It is a pity that over centuries the southern part of Portugal has lost most of the castles and palaces for which the area was once famous. The word Algarve derives from the Arabic Al-Gharb, meaning "country of the west", and that reminds us that this was for centuries the most westerly colony of a vast and wealthy Muslim empire. After the Moors had been expelled by the Christians, Portuguese explorers set out from the Algarve to discover new continents, and brought back great riches. It is fun, when driving through the region’s undulating country today, to hunt for traces of its former grandeur.
The Moorish regional capital was at Silves, and if you visit it (45 minutes’ drive from Faro airport) you will see one of the area’s best surviving castle ruins. It's a vast red structure that dominates the town's skyline, along with the striking Catholic church that was erected at its side many decades later.
In places the Moorish and Christian cultures have merged completely. In the largish town of Loulé look at the bell-tower of the São Clemente church and it is obvious that it was converted from the minaret of a pre-existing mosque. Whereas worshippers were once alerted to their devotions by the Mullah’s chanted prayers, they are now summoned to Mass by a peel of bells. But the tower's ancient structure had barely to be altered as one culture gave way to the other.
The hillside villages and towns of the Algarve nestle amongst groves of almond trees and in early spring the slopes are covered in snowy blossom. I visited in December when the whitewashed houses and churches are illuminated by strong winter sunshine. It was warm enough to walk about in shirtsleeves and to get a tan in pavement cafés.
Salir is a village that shelters under a picturesque flat-topped limestone mountain called Rocha da Pena. There is not much left now of Salir's 12th century Moorish castle but a delightful restaurant, Mouro Bar, has sprouted beneath its surviving stones. It provides not only delicious country fare (such as rabbit hotpot) but also superb views over the ridge-top village and a lush green valley below.
The best-kept village that I saw is Alte. As you approach its centre the outlying houses have beautiful gardens stocked with bougainvillea and lemon and orange trees. At its heart Alte's elegant townhouses, many of which enjoy outstanding panoramas, have been exquisitely restored. Alongside the river that flows through the town, at the Fonte Pequena restaurant, you can enjoy freshly-squeezed orange juice or lunch in the company of the village's thriving population of over-sized ducks.
Of course the Algarve is best known in Britain for its beaches. I stayed on a beautiful stretch of sand at the Grande Real Santa Eulália in Albufeira. Viewed from my hotel room the sunrise across the ocean was spectacular. This new resort has all the facilities that you would expect from its five-star rating. It is rightly proud in particular of its exclusive nightclub and well-equipped spa.
Not many of the British who flock to the Algarve seeking night clubs or carrying golf clubs take time to visit the city of Faro. That's a pity because the newer part of the town has charming pedestrianised shopping streets.
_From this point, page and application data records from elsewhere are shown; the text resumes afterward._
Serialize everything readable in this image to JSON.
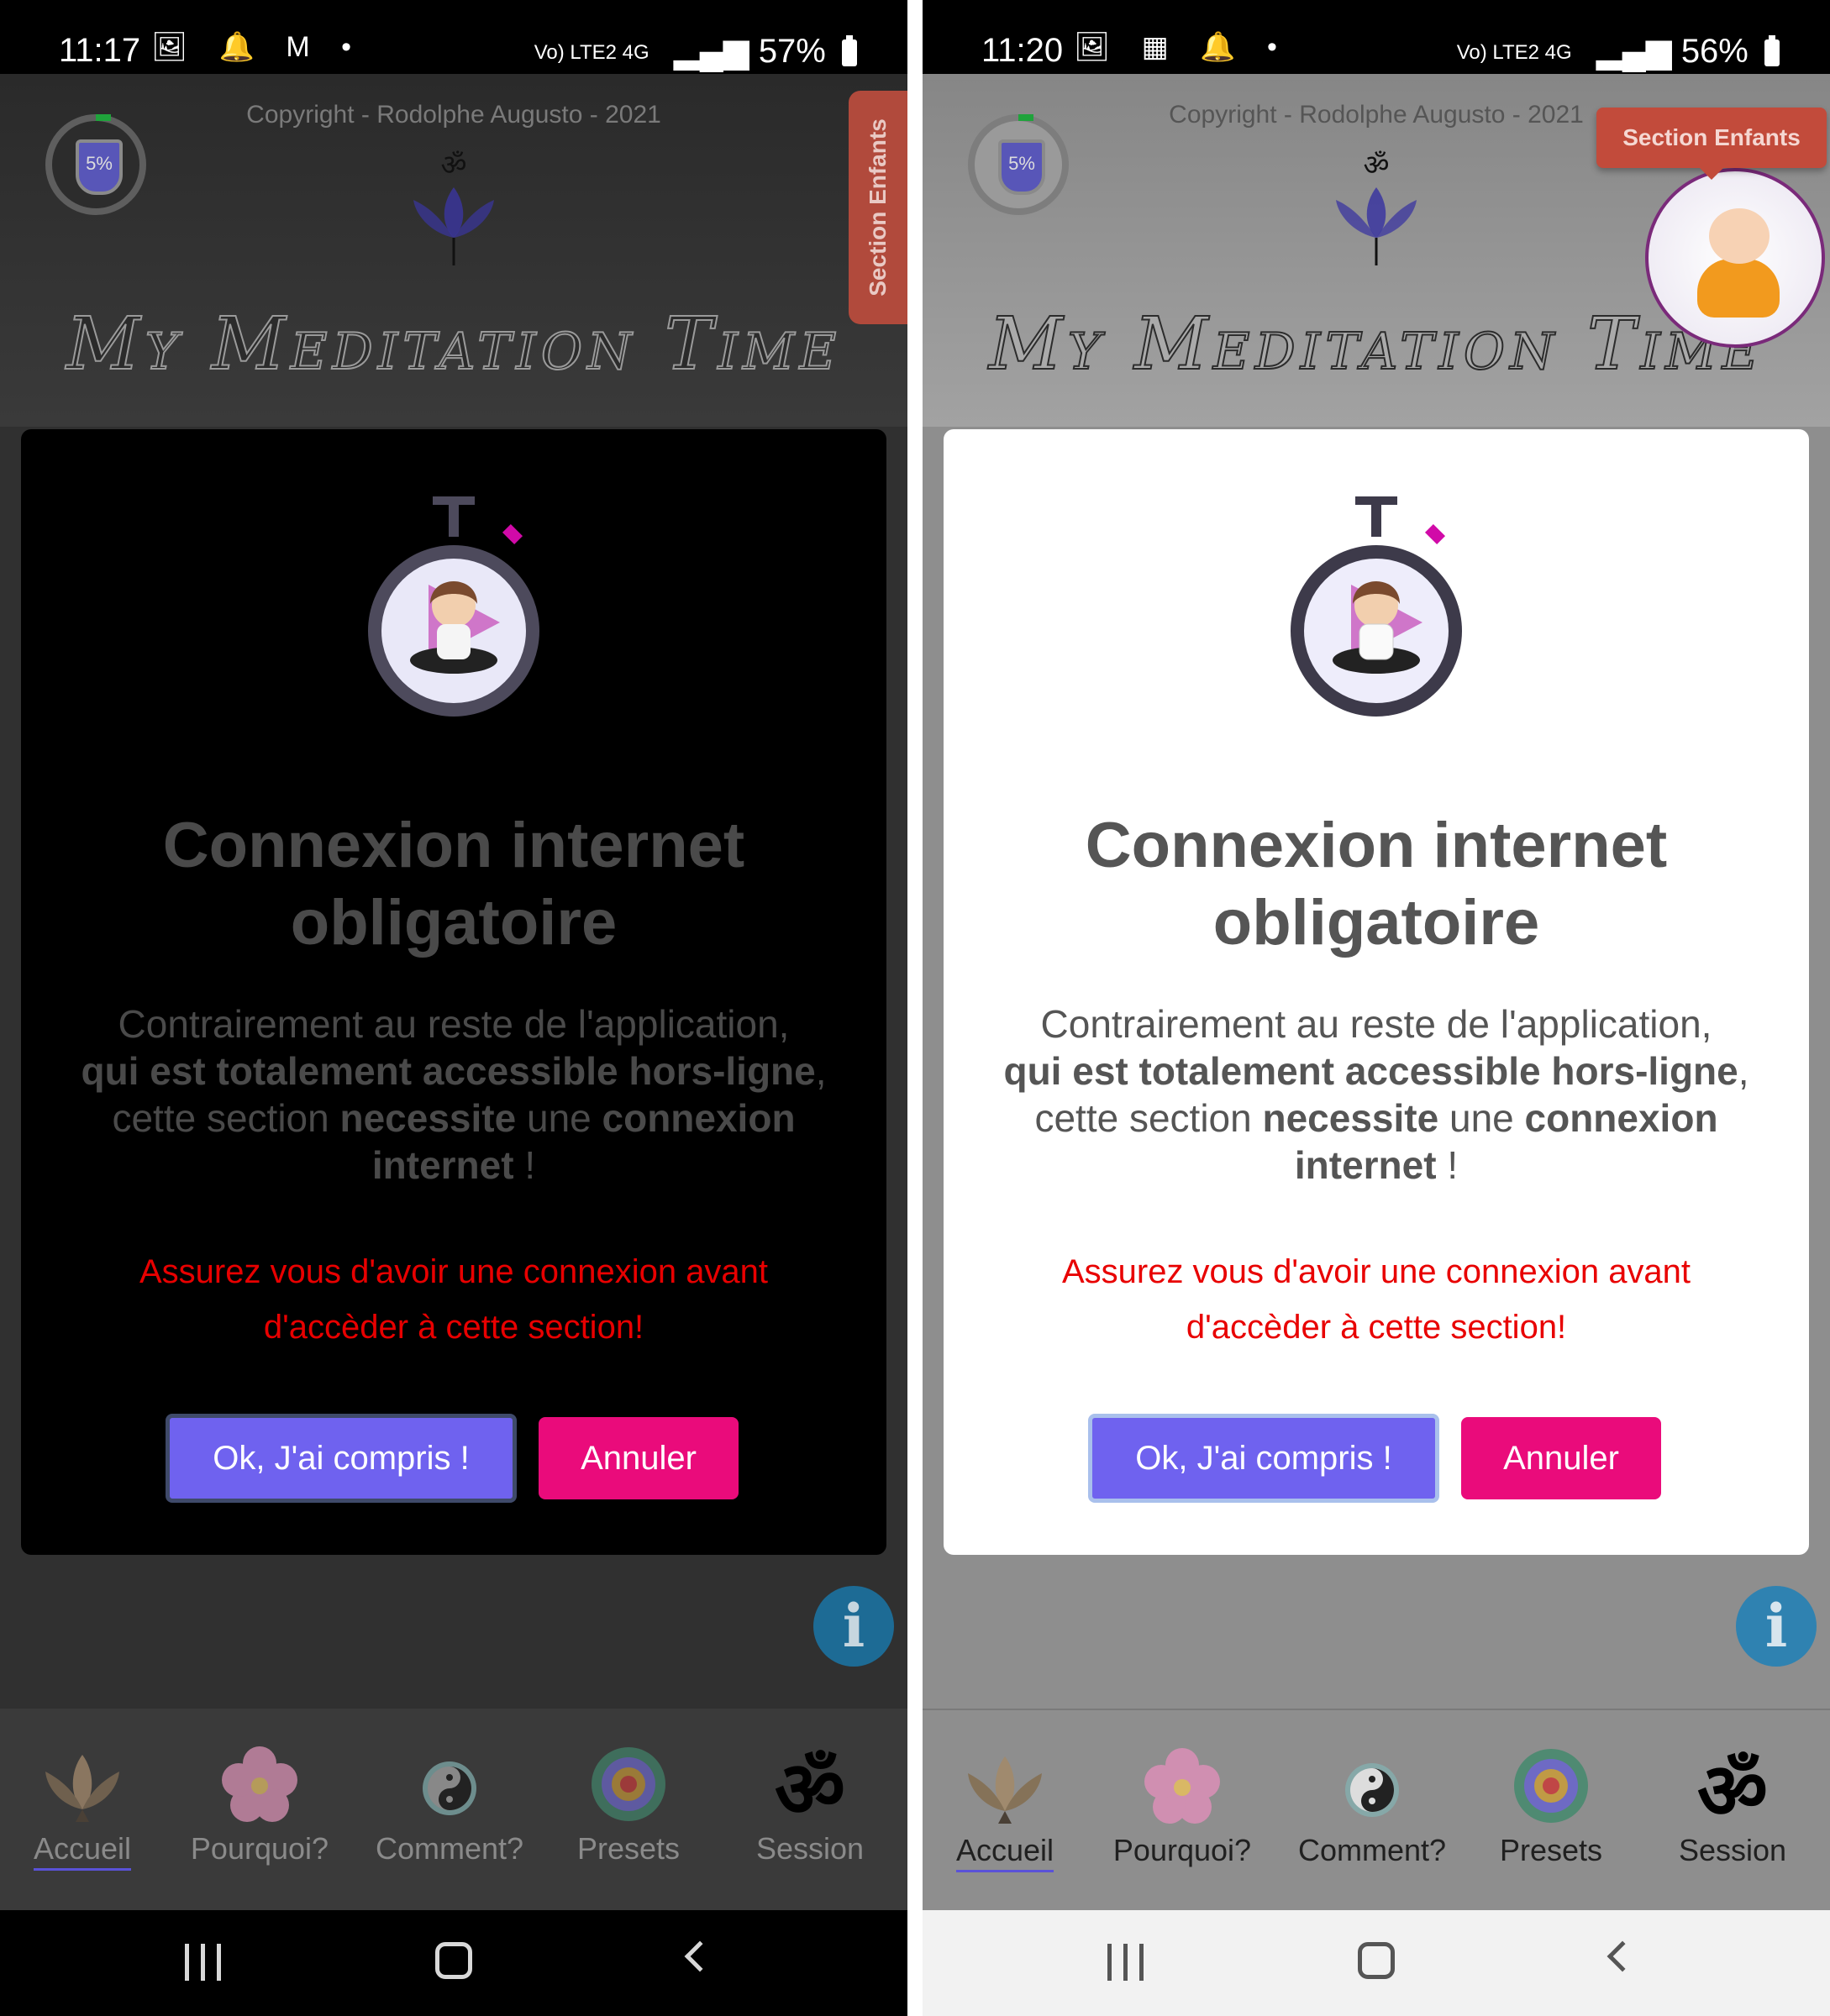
{
  "screens": [
    {
      "theme": "dark",
      "status": {
        "time": "11:17",
        "icons": "🖼 🔔 M •",
        "net": "Vo) LTE2 4G",
        "battery": "57%"
      },
      "copyright": "Copyright - Rodolphe Augusto - 2021",
      "progress_label": "5%",
      "progress_value_pct": 5,
      "app_title": "My Meditation Time",
      "kids_tab": "Section Enfants",
      "modal": {
        "title": "Connexion internet obligatoire",
        "body_1": "Contrairement au reste de l'application,",
        "body_bold_1": "qui est totalement accessible hors-ligne",
        "body_2": ",",
        "body_3": "cette section",
        "body_bold_2": "necessite",
        "body_4": "une",
        "body_bold_3": "connexion internet",
        "body_5": "!",
        "warning": "Assurez vous d'avoir une connexion avant d'accèder à cette section!",
        "ok_label": "Ok, J'ai compris !",
        "cancel_label": "Annuler"
      },
      "info_label": "i",
      "nav": [
        {
          "label": "Accueil",
          "icon": "lotus-icon",
          "active": true
        },
        {
          "label": "Pourquoi?",
          "icon": "flower-icon",
          "active": false
        },
        {
          "label": "Comment?",
          "icon": "yin-yang-icon",
          "active": false
        },
        {
          "label": "Presets",
          "icon": "mandala-icon",
          "active": false
        },
        {
          "label": "Session",
          "icon": "om-icon",
          "active": false
        }
      ]
    },
    {
      "theme": "light",
      "status": {
        "time": "11:20",
        "icons": "🖼 ▦ 🔔 •",
        "net": "Vo) LTE2 4G",
        "battery": "56%"
      },
      "copyright": "Copyright - Rodolphe Augusto - 2021",
      "progress_label": "5%",
      "progress_value_pct": 5,
      "app_title": "My Meditation Time",
      "kids_tab": "Section Enfants",
      "modal": {
        "title": "Connexion internet obligatoire",
        "body_1": "Contrairement au reste de l'application,",
        "body_bold_1": "qui est totalement accessible hors-ligne",
        "body_2": ",",
        "body_3": "cette section",
        "body_bold_2": "necessite",
        "body_4": "une",
        "body_bold_3": "connexion internet",
        "body_5": "!",
        "warning": "Assurez vous d'avoir une connexion avant d'accèder à cette section!",
        "ok_label": "Ok, J'ai compris !",
        "cancel_label": "Annuler"
      },
      "info_label": "i",
      "nav": [
        {
          "label": "Accueil",
          "icon": "lotus-icon",
          "active": true
        },
        {
          "label": "Pourquoi?",
          "icon": "flower-icon",
          "active": false
        },
        {
          "label": "Comment?",
          "icon": "yin-yang-icon",
          "active": false
        },
        {
          "label": "Presets",
          "icon": "mandala-icon",
          "active": false
        },
        {
          "label": "Session",
          "icon": "om-icon",
          "active": false
        }
      ]
    }
  ],
  "colors": {
    "primary_button": "#6f62ef",
    "cancel_button": "#ea0b7b",
    "warning_text": "#e80000",
    "kids_tab": "#c24b3b",
    "info_button": "#2f82b1"
  }
}
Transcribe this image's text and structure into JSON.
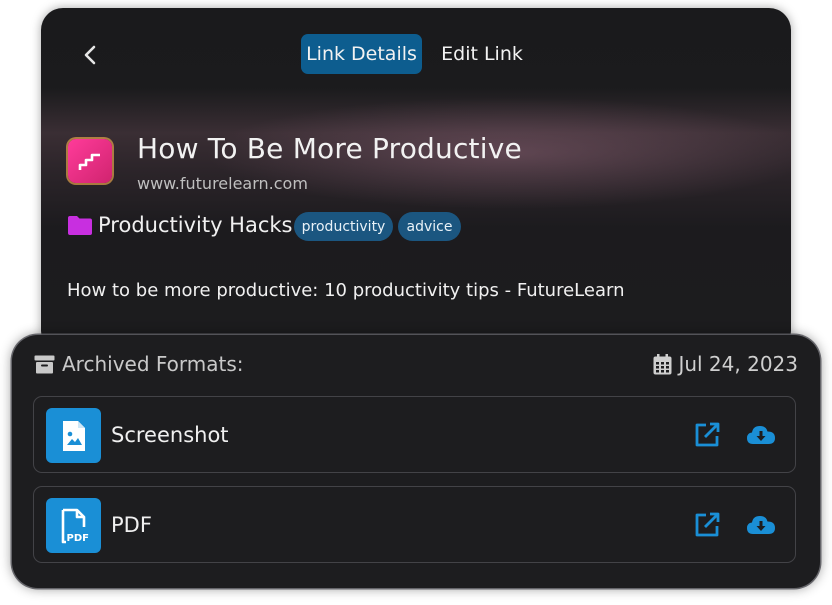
{
  "tabs": {
    "details": "Link Details",
    "edit": "Edit Link"
  },
  "link": {
    "title": "How To Be More Productive",
    "url": "www.futurelearn.com",
    "collection": "Productivity Hacks",
    "tags": [
      "productivity",
      "advice"
    ],
    "description": "How to be more productive: 10 productivity tips - FutureLearn"
  },
  "archive": {
    "heading": "Archived Formats:",
    "date": "Jul 24, 2023",
    "formats": [
      {
        "label": "Screenshot",
        "icon": "image-file-icon"
      },
      {
        "label": "PDF",
        "icon": "pdf-file-icon",
        "badge": "PDF"
      }
    ]
  },
  "colors": {
    "accent": "#1a8fd6",
    "active_tab": "#0d5d8f",
    "tag_bg": "#1b5680",
    "folder": "#c82fe0",
    "site_icon": "#ff3b9a"
  }
}
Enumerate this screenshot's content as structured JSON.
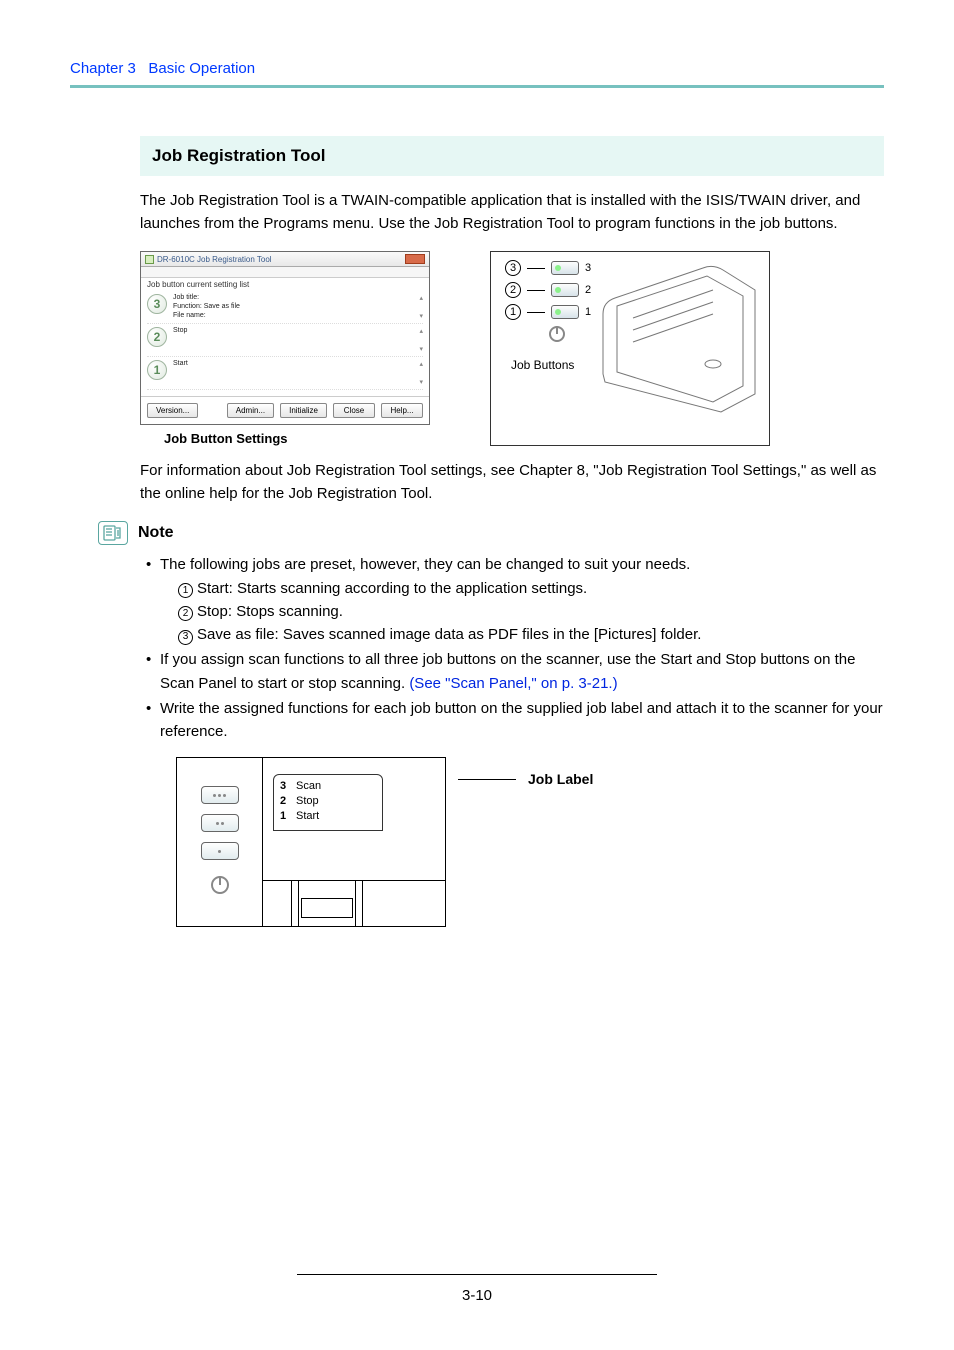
{
  "header": {
    "chapter": "Chapter 3",
    "title": "Basic Operation"
  },
  "section": {
    "title": "Job Registration Tool"
  },
  "intro": "The Job Registration Tool is a TWAIN-compatible application that is installed with the ISIS/TWAIN driver, and launches from the Programs menu. Use the Job Registration Tool to program functions in the job buttons.",
  "jobtool": {
    "window_title": "DR-6010C Job Registration Tool",
    "list_label": "Job button current setting list",
    "rows": [
      {
        "num": "3",
        "title": "Job title:",
        "func": "Function: Save as file",
        "file": "File name:"
      },
      {
        "num": "2",
        "title": "Stop"
      },
      {
        "num": "1",
        "title": "Start"
      }
    ],
    "buttons": {
      "version": "Version...",
      "admin": "Admin...",
      "initialize": "Initialize",
      "close": "Close",
      "help": "Help..."
    },
    "caption": "Job Button Settings"
  },
  "scanner_fig": {
    "callouts": [
      {
        "num": "3",
        "key": "3"
      },
      {
        "num": "2",
        "key": "2"
      },
      {
        "num": "1",
        "key": "1"
      }
    ],
    "label": "Job Buttons"
  },
  "para2_a": "For information about Job Registration Tool settings, see Chapter 8, \"Job Registration Tool Settings,\" as well as the online help for the Job Registration Tool.",
  "note": {
    "title": "Note",
    "items": [
      {
        "text": "The following jobs are preset, however, they can be changed to suit your needs.",
        "sub": [
          {
            "n": "1",
            "t": "Start: Starts scanning according to the application settings."
          },
          {
            "n": "2",
            "t": "Stop: Stops scanning."
          },
          {
            "n": "3",
            "t": "Save as file: Saves scanned image data as PDF files in the [Pictures] folder."
          }
        ]
      },
      {
        "text_a": "If you assign scan functions to all three job buttons on the scanner, use the Start and Stop buttons on the Scan Panel to start or stop scanning. ",
        "link": "(See \"Scan Panel,\" on p. 3-21.)"
      },
      {
        "text": "Write the assigned functions for each job button on the supplied job label and attach it to the scanner for your reference."
      }
    ]
  },
  "joblabel": {
    "rows": [
      {
        "n": "3",
        "t": "Scan"
      },
      {
        "n": "2",
        "t": "Stop"
      },
      {
        "n": "1",
        "t": "Start"
      }
    ],
    "callout": "Job Label"
  },
  "footer": {
    "page": "3-10"
  }
}
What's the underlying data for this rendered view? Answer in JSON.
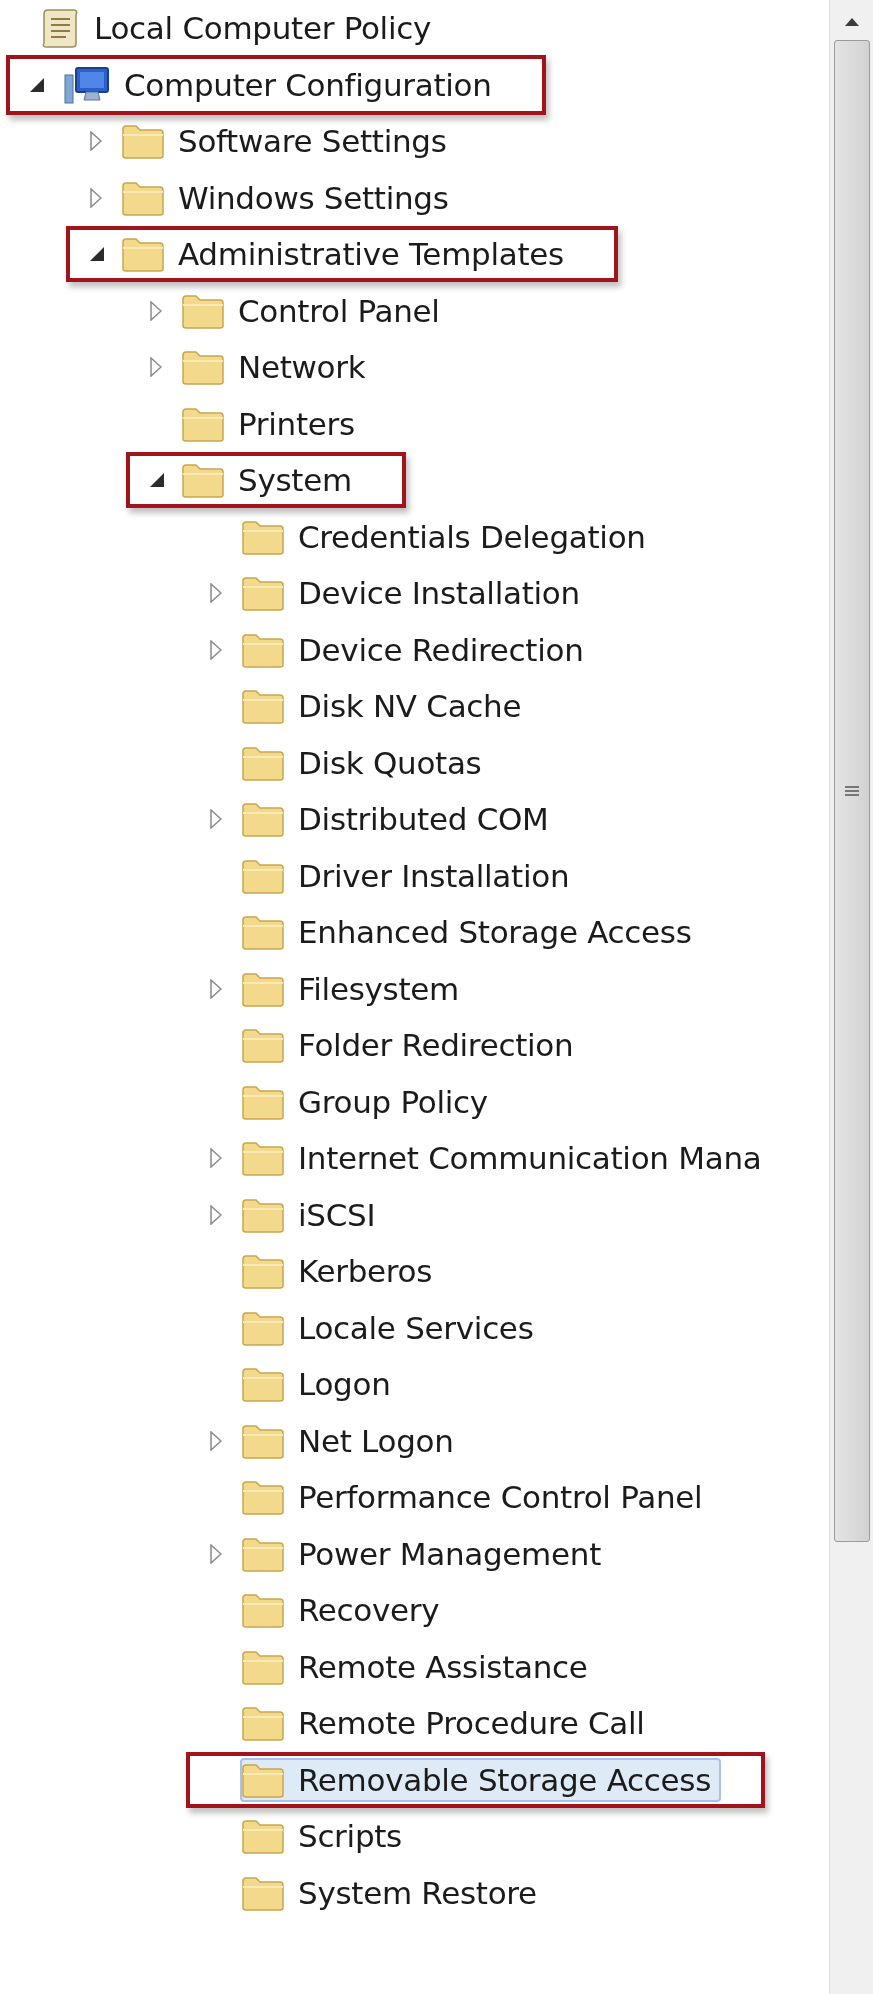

They thread between the old houses which are adorned with balconies of wrought iron.
But the best is yet to come. Pass through Faro’s city walls that bear Roman traces and you will enter the old city which is seriously stunning.
The cathedral dates back to the 13th century but its interior is mainly an exuberant explosion of baroque tiles and carved wood. If you climb the stumpy bell-tower you can chat to the storks that nest there. Maybe because of global warming some simply don't bother to make the winter migration to Africa any more. Up there on the belfry you will also be rewarded with a view over one of Europe's most perfect and most tranquil squares.
The cathedral is corralled by dignified two-storey buildings and the square is decorated with statues and orange trees. There is little traffic and not a single tourist shop. In fact the only commercial outlet in the cathedral square is the Mesa dos Mouros restaurant. Thank goodness for it. At an open-air table you can enjoy the old town's serenity while demolishing a wild boar casserole. Or try a fish and cockle cataplana (named after the copper cooking pot in which they are stewed).
The best value wines come from the Alentejo, the province just to the north of the Algarve. Marquês de Borba tinto (red) appears on every wine list and is very acceptable.
In Faro it is also well worth visiting the archaeological museum, partly because its modern design is excellent, but mainly to appreciate the majestic Renaissance convent in which it is housed. You could not hope to find a more peaceful spot than its fine double-storey cloister.
The Algarve is one of Europe's most successful resorts. It has pretty villas and inviting hotels. The food is good and the service excellent. But southern Portugal is also a region of immense historic interest. If you are exhausted on your sun-lounger, or exasperated by your golf swing, or hung over from your clubbing, take to the hills or head for Faro. There you will surprised by fascinating vestiges of the Algarve’s golden age.